■ **Data for the task**
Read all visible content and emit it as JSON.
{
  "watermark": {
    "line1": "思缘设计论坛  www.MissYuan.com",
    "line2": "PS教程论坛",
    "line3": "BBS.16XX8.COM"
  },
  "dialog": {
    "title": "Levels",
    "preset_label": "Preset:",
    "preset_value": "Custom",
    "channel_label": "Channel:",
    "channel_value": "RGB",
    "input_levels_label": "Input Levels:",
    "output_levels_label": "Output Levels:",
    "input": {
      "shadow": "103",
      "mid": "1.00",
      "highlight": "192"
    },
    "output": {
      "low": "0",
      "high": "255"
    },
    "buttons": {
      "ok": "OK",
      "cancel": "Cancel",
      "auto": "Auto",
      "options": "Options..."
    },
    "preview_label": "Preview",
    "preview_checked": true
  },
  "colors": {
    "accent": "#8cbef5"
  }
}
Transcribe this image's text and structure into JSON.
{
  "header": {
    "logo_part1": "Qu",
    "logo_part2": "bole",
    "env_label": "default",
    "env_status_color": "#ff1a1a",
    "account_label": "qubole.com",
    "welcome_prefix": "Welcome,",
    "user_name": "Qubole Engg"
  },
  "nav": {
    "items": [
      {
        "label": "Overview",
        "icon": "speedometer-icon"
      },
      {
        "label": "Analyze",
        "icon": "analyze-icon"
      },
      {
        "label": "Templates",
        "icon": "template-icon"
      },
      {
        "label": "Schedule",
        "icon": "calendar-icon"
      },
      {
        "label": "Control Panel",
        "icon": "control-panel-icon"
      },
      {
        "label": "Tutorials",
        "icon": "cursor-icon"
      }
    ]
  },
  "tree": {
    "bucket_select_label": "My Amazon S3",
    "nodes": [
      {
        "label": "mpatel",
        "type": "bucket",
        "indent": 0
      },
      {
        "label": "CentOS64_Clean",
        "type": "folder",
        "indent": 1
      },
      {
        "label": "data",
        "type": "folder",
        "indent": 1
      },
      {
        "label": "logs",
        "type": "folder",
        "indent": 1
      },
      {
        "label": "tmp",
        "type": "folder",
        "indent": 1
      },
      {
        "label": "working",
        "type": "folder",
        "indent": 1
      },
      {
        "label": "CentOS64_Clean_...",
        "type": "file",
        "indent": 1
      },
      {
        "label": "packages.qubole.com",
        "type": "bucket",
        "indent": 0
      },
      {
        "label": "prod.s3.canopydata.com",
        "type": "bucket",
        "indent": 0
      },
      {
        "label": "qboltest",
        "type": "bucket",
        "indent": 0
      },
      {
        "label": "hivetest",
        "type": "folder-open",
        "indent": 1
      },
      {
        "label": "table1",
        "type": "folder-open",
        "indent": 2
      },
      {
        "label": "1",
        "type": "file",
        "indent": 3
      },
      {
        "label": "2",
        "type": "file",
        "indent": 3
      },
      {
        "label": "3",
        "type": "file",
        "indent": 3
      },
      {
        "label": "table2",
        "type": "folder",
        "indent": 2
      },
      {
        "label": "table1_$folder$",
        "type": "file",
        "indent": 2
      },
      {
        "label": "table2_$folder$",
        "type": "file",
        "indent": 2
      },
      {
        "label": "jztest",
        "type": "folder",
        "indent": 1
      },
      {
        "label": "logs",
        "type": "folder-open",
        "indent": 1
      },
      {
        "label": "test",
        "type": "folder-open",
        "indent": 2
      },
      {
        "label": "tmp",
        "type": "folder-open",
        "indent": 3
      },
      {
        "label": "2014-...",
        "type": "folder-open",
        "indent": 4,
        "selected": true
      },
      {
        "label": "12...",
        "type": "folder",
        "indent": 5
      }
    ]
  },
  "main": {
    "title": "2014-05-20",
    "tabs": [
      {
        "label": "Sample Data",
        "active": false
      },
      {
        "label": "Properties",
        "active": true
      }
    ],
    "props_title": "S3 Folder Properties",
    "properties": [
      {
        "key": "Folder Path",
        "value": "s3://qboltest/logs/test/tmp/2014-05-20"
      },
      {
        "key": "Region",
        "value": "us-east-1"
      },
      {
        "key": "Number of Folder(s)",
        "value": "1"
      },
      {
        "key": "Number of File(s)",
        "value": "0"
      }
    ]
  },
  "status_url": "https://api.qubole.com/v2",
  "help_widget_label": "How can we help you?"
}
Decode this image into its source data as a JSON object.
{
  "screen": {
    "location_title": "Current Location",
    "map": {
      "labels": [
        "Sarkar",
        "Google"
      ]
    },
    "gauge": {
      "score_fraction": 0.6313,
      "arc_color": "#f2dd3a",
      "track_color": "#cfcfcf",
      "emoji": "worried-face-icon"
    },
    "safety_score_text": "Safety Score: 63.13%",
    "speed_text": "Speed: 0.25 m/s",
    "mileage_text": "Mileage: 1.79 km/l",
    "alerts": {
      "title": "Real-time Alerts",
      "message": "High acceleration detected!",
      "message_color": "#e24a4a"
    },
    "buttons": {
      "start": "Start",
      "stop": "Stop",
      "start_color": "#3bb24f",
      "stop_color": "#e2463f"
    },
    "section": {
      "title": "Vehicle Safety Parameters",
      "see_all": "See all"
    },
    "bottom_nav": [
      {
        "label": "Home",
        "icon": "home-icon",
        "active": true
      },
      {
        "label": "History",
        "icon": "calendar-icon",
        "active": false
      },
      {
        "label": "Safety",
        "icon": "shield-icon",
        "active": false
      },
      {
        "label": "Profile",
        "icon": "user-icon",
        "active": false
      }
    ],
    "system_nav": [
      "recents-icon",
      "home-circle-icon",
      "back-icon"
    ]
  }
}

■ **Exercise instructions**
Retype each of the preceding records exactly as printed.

■ **Answer**
Read all visible content and emit it as JSON.
{
  "watermark": {
    "line1": "思缘设计论坛  www.MissYuan.com",
    "line2": "PS教程论坛",
    "line3": "BBS.16XX8.COM"
  },
  "dialog": {
    "title": "Levels",
    "preset_label": "Preset:",
    "preset_value": "Custom",
    "channel_label": "Channel:",
    "channel_value": "RGB",
    "input_levels_label": "Input Levels:",
    "output_levels_label": "Output Levels:",
    "input": {
      "shadow": "103",
      "mid": "1.00",
      "highlight": "192"
    },
    "output": {
      "low": "0",
      "high": "255"
    },
    "buttons": {
      "ok": "OK",
      "cancel": "Cancel",
      "auto": "Auto",
      "options": "Options..."
    },
    "preview_label": "Preview",
    "preview_checked": true
  },
  "colors": {
    "accent": "#8cbef5"
  }
}
Transcribe this image's text and structure into JSON.
{
  "header": {
    "logo_part1": "Qu",
    "logo_part2": "bole",
    "env_label": "default",
    "env_status_color": "#ff1a1a",
    "account_label": "qubole.com",
    "welcome_prefix": "Welcome,",
    "user_name": "Qubole Engg"
  },
  "nav": {
    "items": [
      {
        "label": "Overview",
        "icon": "speedometer-icon"
      },
      {
        "label": "Analyze",
        "icon": "analyze-icon"
      },
      {
        "label": "Templates",
        "icon": "template-icon"
      },
      {
        "label": "Schedule",
        "icon": "calendar-icon"
      },
      {
        "label": "Control Panel",
        "icon": "control-panel-icon"
      },
      {
        "label": "Tutorials",
        "icon": "cursor-icon"
      }
    ]
  },
  "tree": {
    "bucket_select_label": "My Amazon S3",
    "nodes": [
      {
        "label": "mpatel",
        "type": "bucket",
        "indent": 0
      },
      {
        "label": "CentOS64_Clean",
        "type": "folder",
        "indent": 1
      },
      {
        "label": "data",
        "type": "folder",
        "indent": 1
      },
      {
        "label": "logs",
        "type": "folder",
        "indent": 1
      },
      {
        "label": "tmp",
        "type": "folder",
        "indent": 1
      },
      {
        "label": "working",
        "type": "folder",
        "indent": 1
      },
      {
        "label": "CentOS64_Clean_...",
        "type": "file",
        "indent": 1
      },
      {
        "label": "packages.qubole.com",
        "type": "bucket",
        "indent": 0
      },
      {
        "label": "prod.s3.canopydata.com",
        "type": "bucket",
        "indent": 0
      },
      {
        "label": "qboltest",
        "type": "bucket",
        "indent": 0
      },
      {
        "label": "hivetest",
        "type": "folder-open",
        "indent": 1
      },
      {
        "label": "table1",
        "type": "folder-open",
        "indent": 2
      },
      {
        "label": "1",
        "type": "file",
        "indent": 3
      },
      {
        "label": "2",
        "type": "file",
        "indent": 3
      },
      {
        "label": "3",
        "type": "file",
        "indent": 3
      },
      {
        "label": "table2",
        "type": "folder",
        "indent": 2
      },
      {
        "label": "table1_$folder$",
        "type": "file",
        "indent": 2
      },
      {
        "label": "table2_$folder$",
        "type": "file",
        "indent": 2
      },
      {
        "label": "jztest",
        "type": "folder",
        "indent": 1
      },
      {
        "label": "logs",
        "type": "folder-open",
        "indent": 1
      },
      {
        "label": "test",
        "type": "folder-open",
        "indent": 2
      },
      {
        "label": "tmp",
        "type": "folder-open",
        "indent": 3
      },
      {
        "label": "2014-...",
        "type": "folder-open",
        "indent": 4,
        "selected": true
      },
      {
        "label": "12...",
        "type": "folder",
        "indent": 5
      }
    ]
  },
  "main": {
    "title": "2014-05-20",
    "tabs": [
      {
        "label": "Sample Data",
        "active": false
      },
      {
        "label": "Properties",
        "active": true
      }
    ],
    "props_title": "S3 Folder Properties",
    "properties": [
      {
        "key": "Folder Path",
        "value": "s3://qboltest/logs/test/tmp/2014-05-20"
      },
      {
        "key": "Region",
        "value": "us-east-1"
      },
      {
        "key": "Number of Folder(s)",
        "value": "1"
      },
      {
        "key": "Number of File(s)",
        "value": "0"
      }
    ]
  },
  "status_url": "https://api.qubole.com/v2",
  "help_widget_label": "How can we help you?"
}
Decode this image into its source data as a JSON object.
{
  "screen": {
    "location_title": "Current Location",
    "map": {
      "labels": [
        "Sarkar",
        "Google"
      ]
    },
    "gauge": {
      "score_fraction": 0.6313,
      "arc_color": "#f2dd3a",
      "track_color": "#cfcfcf",
      "emoji": "worried-face-icon"
    },
    "safety_score_text": "Safety Score: 63.13%",
    "speed_text": "Speed: 0.25 m/s",
    "mileage_text": "Mileage: 1.79 km/l",
    "alerts": {
      "title": "Real-time Alerts",
      "message": "High acceleration detected!",
      "message_color": "#e24a4a"
    },
    "buttons": {
      "start": "Start",
      "stop": "Stop",
      "start_color": "#3bb24f",
      "stop_color": "#e2463f"
    },
    "section": {
      "title": "Vehicle Safety Parameters",
      "see_all": "See all"
    },
    "bottom_nav": [
      {
        "label": "Home",
        "icon": "home-icon",
        "active": true
      },
      {
        "label": "History",
        "icon": "calendar-icon",
        "active": false
      },
      {
        "label": "Safety",
        "icon": "shield-icon",
        "active": false
      },
      {
        "label": "Profile",
        "icon": "user-icon",
        "active": false
      }
    ],
    "system_nav": [
      "recents-icon",
      "home-circle-icon",
      "back-icon"
    ]
  }
}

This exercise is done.